ALC is a Coeur d'Alene Based Law Firm, Handling Probate, Family Law, Bankruptcy, Personal Injury and Civil Litigation Matters

What Happens In Mediation?

What Happens In Mediation?

Mediation can be a way to make decisions about your children without going to court. You and the other parent can make your own agreement for how you will take care of your children. The legal word for this agreement is “stipulation.” It is also called a “parenting plan” or a “parenting agreement.”

Who are the mediators?

A mediator:

  • Has a master’s degree in counseling, social work, or a related field;
  • Also has at least 2 years of experience working in mental health;
  • Knows how the family court system works; and
  • May also have information about community services that might be helpful to you.

What do mediators do?

Although mediators are experienced in counseling, mediation is not counseling.
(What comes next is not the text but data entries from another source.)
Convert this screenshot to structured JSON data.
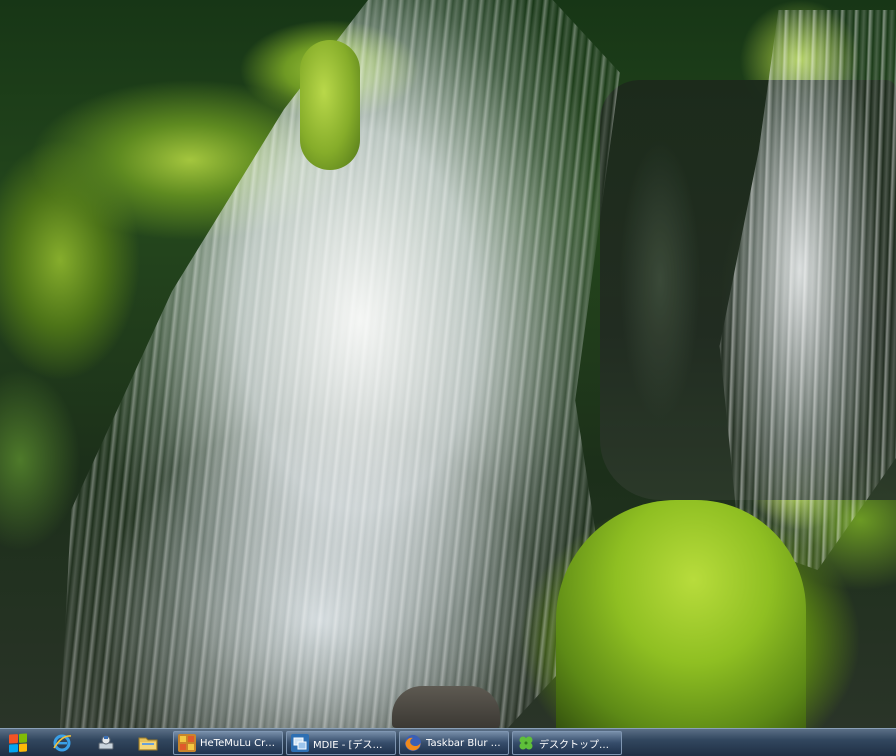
{
  "desktop": {
    "wallpaper": "waterfall-wallpaper"
  },
  "taskbar": {
    "start_icon": "windows-logo-icon",
    "quick_launch": [
      {
        "name": "internet-explorer-icon"
      },
      {
        "name": "show-desktop-icon"
      },
      {
        "name": "windows-explorer-icon"
      }
    ],
    "tasks": [
      {
        "label": "HeTeMuLu Crea...",
        "icon": "hetemulu-app-icon"
      },
      {
        "label": "MDIE - [デスク...",
        "icon": "mdie-app-icon"
      },
      {
        "label": "Taskbar Blur To...",
        "icon": "firefox-icon"
      },
      {
        "label": "デスクトップの...",
        "icon": "clover-icon"
      }
    ],
    "colors": {
      "taskbar_top": "#5b6f86",
      "taskbar_bottom": "#1f2f44",
      "win_red": "#f35325",
      "win_green": "#81bc06",
      "win_blue": "#05a6f0",
      "win_yellow": "#ffba08"
    }
  }
}
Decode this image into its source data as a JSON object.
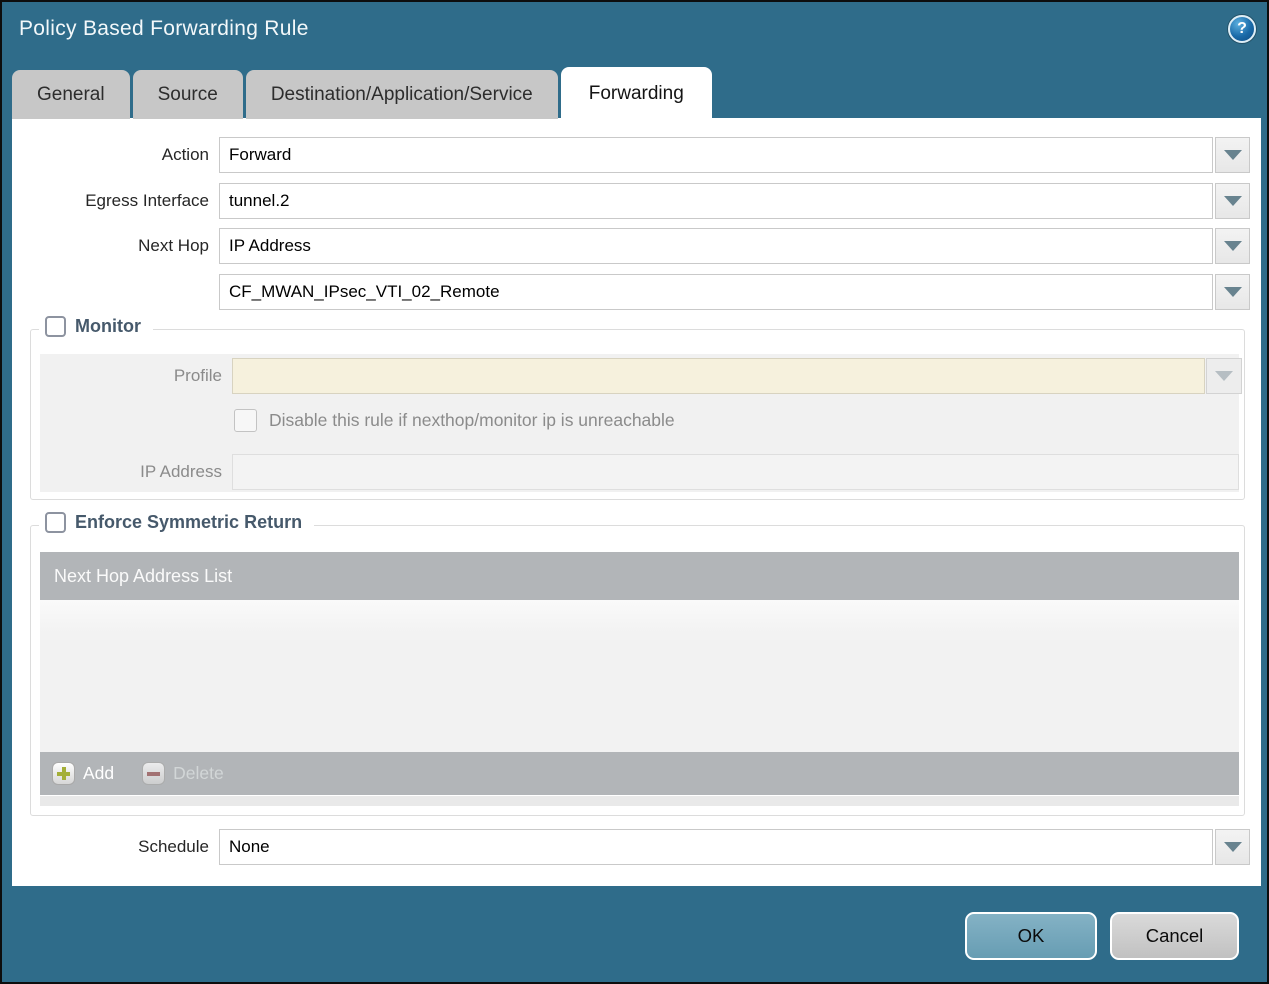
{
  "window": {
    "title": "Policy Based Forwarding Rule"
  },
  "icons": {
    "help": "?"
  },
  "tabs": [
    {
      "label": "General",
      "active": false
    },
    {
      "label": "Source",
      "active": false
    },
    {
      "label": "Destination/Application/Service",
      "active": false
    },
    {
      "label": "Forwarding",
      "active": true
    }
  ],
  "form": {
    "action": {
      "label": "Action",
      "value": "Forward"
    },
    "egress_interface": {
      "label": "Egress Interface",
      "value": "tunnel.2"
    },
    "next_hop": {
      "label": "Next Hop",
      "value": "IP Address"
    },
    "next_hop_address": {
      "value": "CF_MWAN_IPsec_VTI_02_Remote"
    },
    "schedule": {
      "label": "Schedule",
      "value": "None"
    }
  },
  "monitor": {
    "legend": "Monitor",
    "checked": false,
    "profile": {
      "label": "Profile",
      "value": ""
    },
    "disable_rule": {
      "label": "Disable this rule if nexthop/monitor ip is unreachable",
      "checked": false
    },
    "ip_address": {
      "label": "IP Address",
      "value": ""
    }
  },
  "enforce": {
    "legend": "Enforce Symmetric Return",
    "checked": false,
    "table": {
      "header": "Next Hop Address List",
      "rows": []
    },
    "toolbar": {
      "add_label": "Add",
      "delete_label": "Delete"
    }
  },
  "buttons": {
    "ok": "OK",
    "cancel": "Cancel"
  },
  "colors": {
    "background": "#2f6c8a",
    "panel": "#ffffff",
    "tab_inactive": "#c7c7c7",
    "accent_ok": "#74a7bc",
    "disabled_field": "#f6f1dd",
    "table_header": "#b2b5b8",
    "legend_text": "#46596b"
  }
}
A mediator meets with both parents and helps them try to agree on a plan that is best for their child.

The mediator ‘s job is to:
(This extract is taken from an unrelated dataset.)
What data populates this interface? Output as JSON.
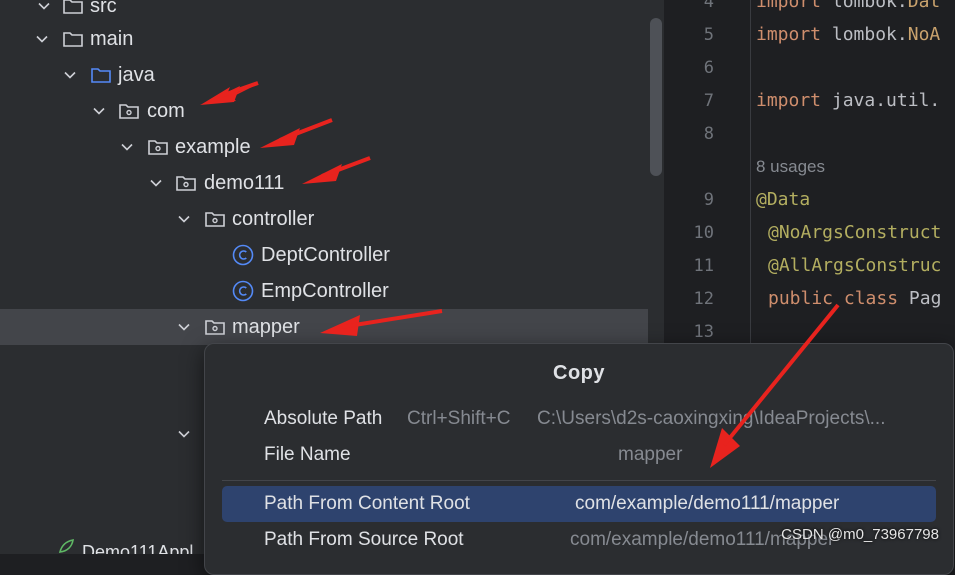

  • Listen to both of you.
  • Be neutral.
  • Help you look at different options.
  • Help you decide when the child will be with each parent.
  • Help you decide how future decisions about your child will be made.
  • Help you consider how best to protect your child’s safety and welfare.
  • Support you.
  • Make recommendations to the judge.

In some counties, if you and the other parent can’t agree on a parenting plan through mediation , the mediator is asked to give the court a written recommendation. It will contain the mediator’s opinion about what parenting arrangement will be in your child’s best interest.

Guidelines for mediation:

  1. Treat each other with respect. You will both get a chance to explain your ideas.
  2. Listen to each other and try to find real solutions.
  3. Put the children first. Think about what they need and can handle.

Se habla español. Nihongo o hanishimasu. Tiếng Việt